A Message To George Osbourne
You can please some people some of the time…you know the rest.
One of the things that Chancellor George Osborne is determined to push through, despite concerns at the very highest level from his fellow MPs, other ministers, think-tankers and Department for Transport (DfT) officials that there is little proof that it will kick-start or even boost the economy, is massive nationwide road-building programme; or The Independent on Sunday has reported.
And all this at a time when the public money, it is suggested, could be used to “mend Britain's crumbling highways and local streets.”
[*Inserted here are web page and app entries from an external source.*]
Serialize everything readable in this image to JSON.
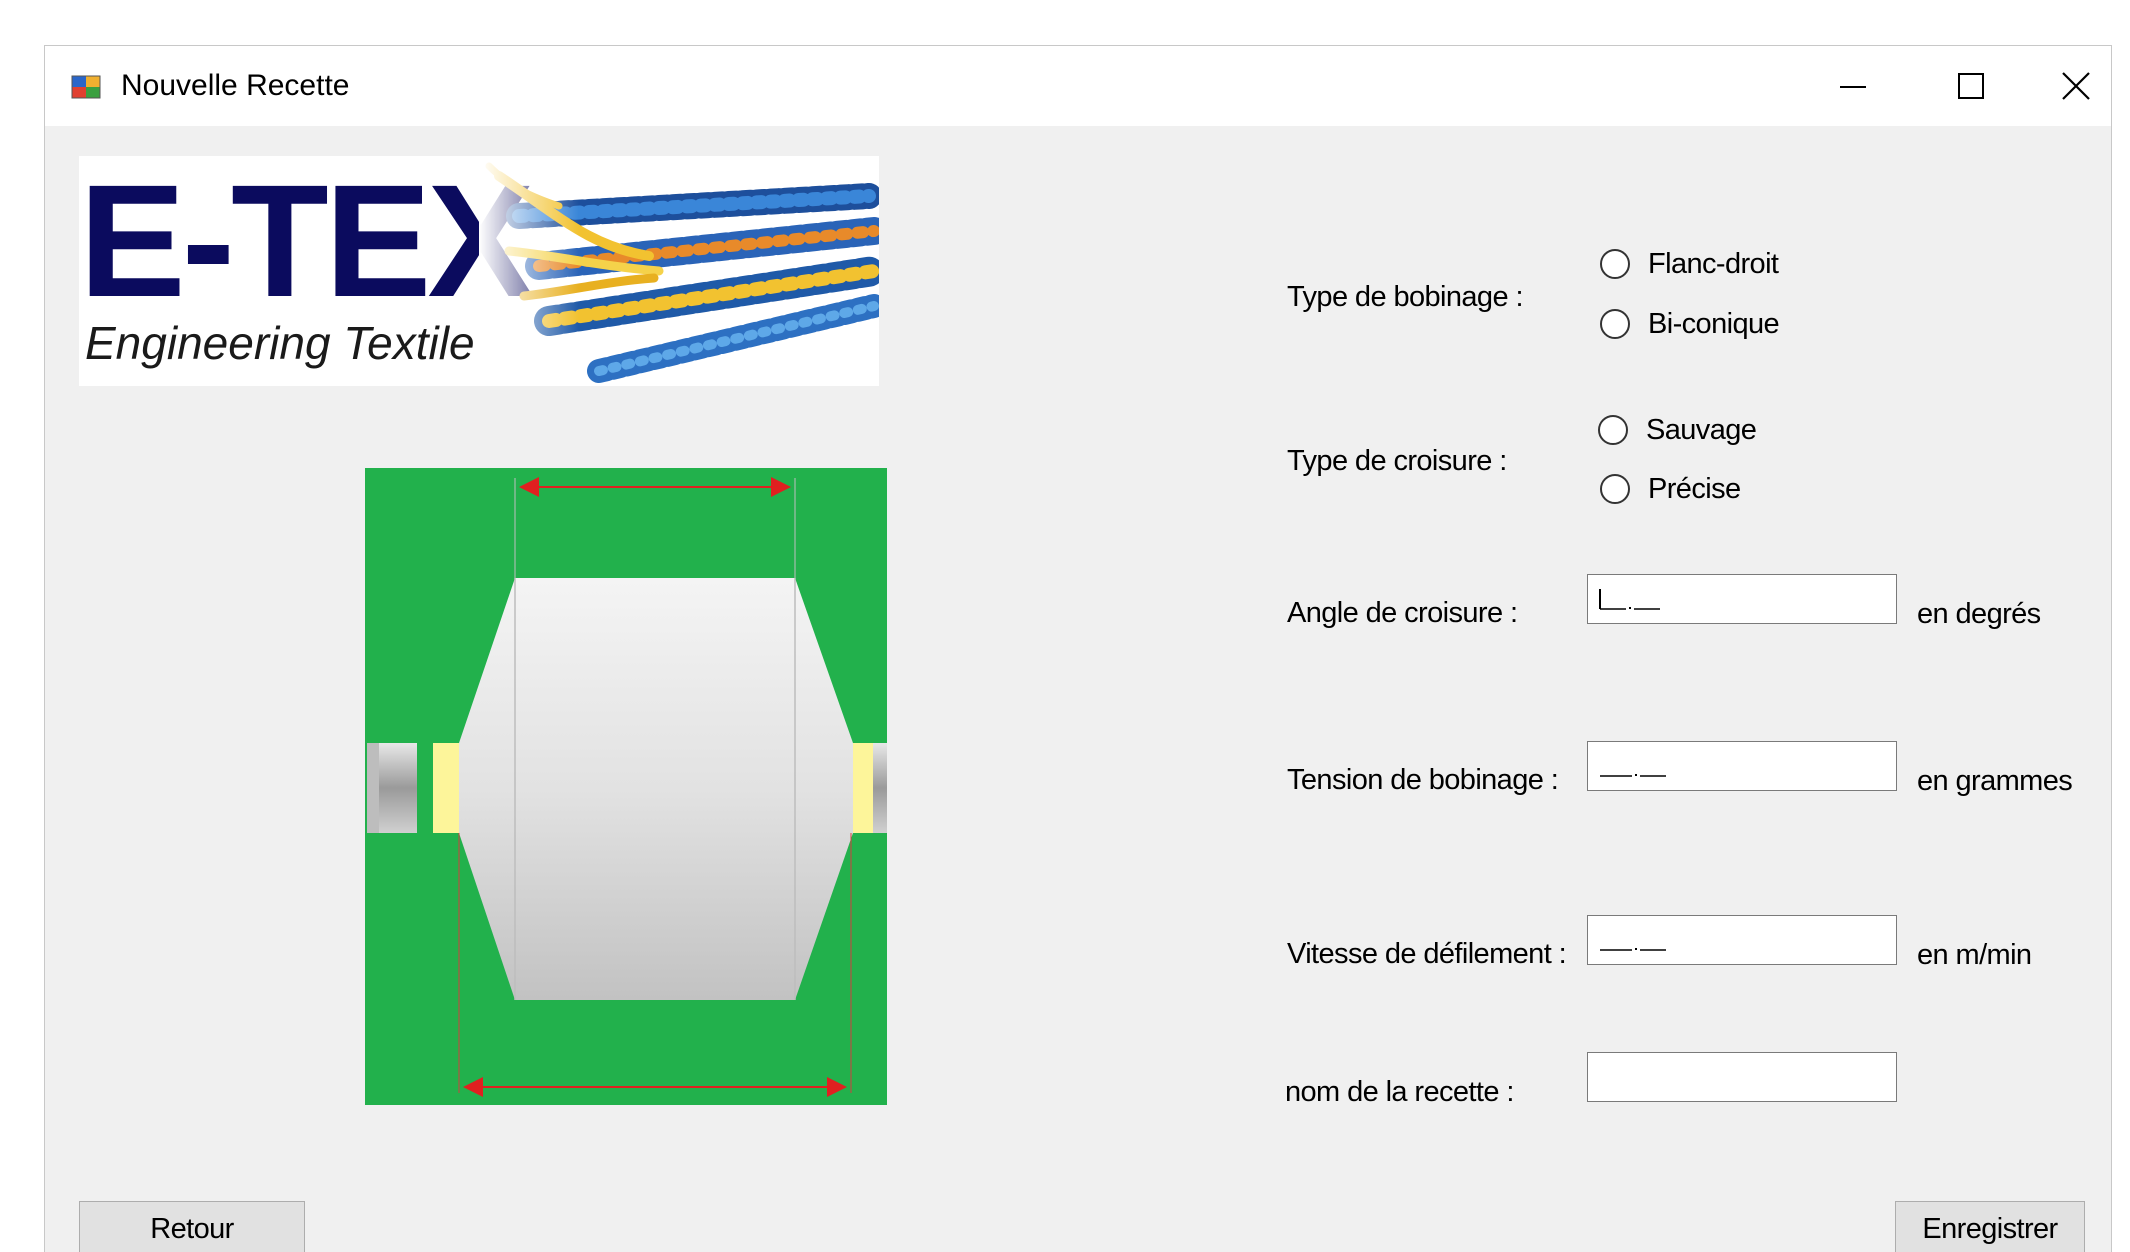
{
  "window": {
    "title": "Nouvelle Recette",
    "controls": {
      "minimize": "minimize-icon",
      "maximize": "maximize-icon",
      "close": "close-icon"
    }
  },
  "logo": {
    "brand": "E-TEX",
    "tagline": "Engineering Textile"
  },
  "form": {
    "winding_type": {
      "label": "Type de bobinage :",
      "options": [
        "Flanc-droit",
        "Bi-conique"
      ]
    },
    "crossing_type": {
      "label": "Type de croisure :",
      "options": [
        "Sauvage",
        "Précise"
      ]
    },
    "crossing_angle": {
      "label": "Angle de croisure :",
      "value": "",
      "unit": "en degrés"
    },
    "winding_tension": {
      "label": "Tension de bobinage :",
      "value": "",
      "unit": "en grammes"
    },
    "scroll_speed": {
      "label": "Vitesse de défilement :",
      "value": "",
      "unit": "en m/min"
    },
    "recipe_name": {
      "label": "nom de la recette :",
      "value": ""
    }
  },
  "buttons": {
    "back": "Retour",
    "save": "Enregistrer"
  },
  "colors": {
    "window_bg": "#f0f0f0",
    "diagram_bg": "#22b14c",
    "dimension_arrow": "#e02020",
    "logo_text": "#0b0b5e"
  }
}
He’s not going to win is he? It’s a lose-lose situation with ministers warning that roads such as the one (the Bexhill-Hastings Link Road in East Sussex) that Mr Osborne pushed through at a cost of £57m that wound its way controversially through an environmentally and archaeologically important stretch of countryside with little proof that there was any value for money involved as building work prepares to start. And there are serious rumours that The Chancellor, at his Comprehensive Spending Review next month, will be announce plans to build more major new roads as part of his plans to stop a triple-dip in the recession and perhaps start green shoots of recovery. But advisors think that the planned new A1 lanes and toll motorway to ease congestion on the M4are more likely to dig up those shoots rather than nurture them.And those concerns reach over into the state of the UK’s roads, despite road use steadily falling for at least the last five years. There is a backlog of £10.5bn worth of repairs to roads still outstanding, but George (I can call you George, can’t I?) is ignoring the fact that this is a mere fraction of the new build costs, and that it rides roughshod over the Governments promise from 2010 to be “the greenest ever.”
(It does seem to be of a bit; Margaret Thatcher's "great car economy" of the 1980s, so perhaps it is a legacy in her “honour?”)
Maybe Mr Osborne should cast an eye over the pond to the USA where Barack Obama has launched a "Fix It First" programme that has set in motion the wheels of fixing things rather than building new ones.
More details of the "Fix It First" $50bn (£32bn) programme of road and bridge repairs that were announced by President Barack Obama in his State of the Union address at the start of this year were revealed in the Independent on Sundays Opinion column – and it is stunning in its simplicity when it comes to economy stimulation. Based on the idea that repairs would stimulate the economy more quickly than building new roads, railways or airports, it also realises the fact that those repairs can be out into operation straight away, rather than having to wait for planning permission and going through the laborious (but necessary) consultation process, and will also more than likely be employing primarily low-skilled workers (no offence!) whilst at the same time – after a little while – traffic that could be free-flowing and hasn’t been, will be again.
Have you got that bit George? Then have a look at these ‘facts’ as presented by The IOS.
Overall, road use has been falling for the past five years – victim in all probability of the recession (as people can’t afford petrol or diesel) and the rise in internet shopping. According to the DfT's figures, cars and taxi road use has fallen from 247.3m on the roads in 2007, to 240.2 billion in 2012. If you look at ALL motor vehicles, including vans and motorcycles, it reduced over the same time period from 314.1 billion vehicle miles to 302.6 last year, down 3.7% - as rail use increases at a steady 3% a year.
And then there is the promise that was made to be the "greenest government ever." Use of existing facilities would be a lot greener than destroying fields, woodlands, and wildlife habitat; making nonsense of the current economic growth model being followed that relies on permanently rising road traffic.
And finally, cyclists want to see less potholes. They are the road users that swerve into the road to avoid holes, not to mention going headfirst into then – not to test depth!
It should be mentioned that the "Fix It First" programme also has money put aside for public transport improvement, aiming to spend money on buses, light railways and rail improvements that take people to work faster and quicker.
With High Speed 2 also in the proverbial pipeline this year, Mr Osborne wants to do it – and like the naughty child who stomps about moaning about something he/she is not allowed to do it before doing it again, George will continue to meet with union reps and the like before doing it anyway!
Stephen Joseph, head of the Campaign for Better Transport, said: "Instead of reviving zombie road building plans, the Government should be investing in alternatives. We should maintain our existing roads properly, invest in affordable, reliable public transport and support cycling and walking."
Professor Stephen Glaister, director of the RAC Foundation, said: "When it comes to spending on roads, the Chancellor is swamped with options. Even before you consider new capacity, there are plenty of old problems to fix, including the maintenance backlog. Mileage has slipped in recent years but it would be wrong to be blinkered by these figures. Before the recession, car travel was growing in every region of the country except London."
So who is going to use the new roads that The Conservatives are looking to build?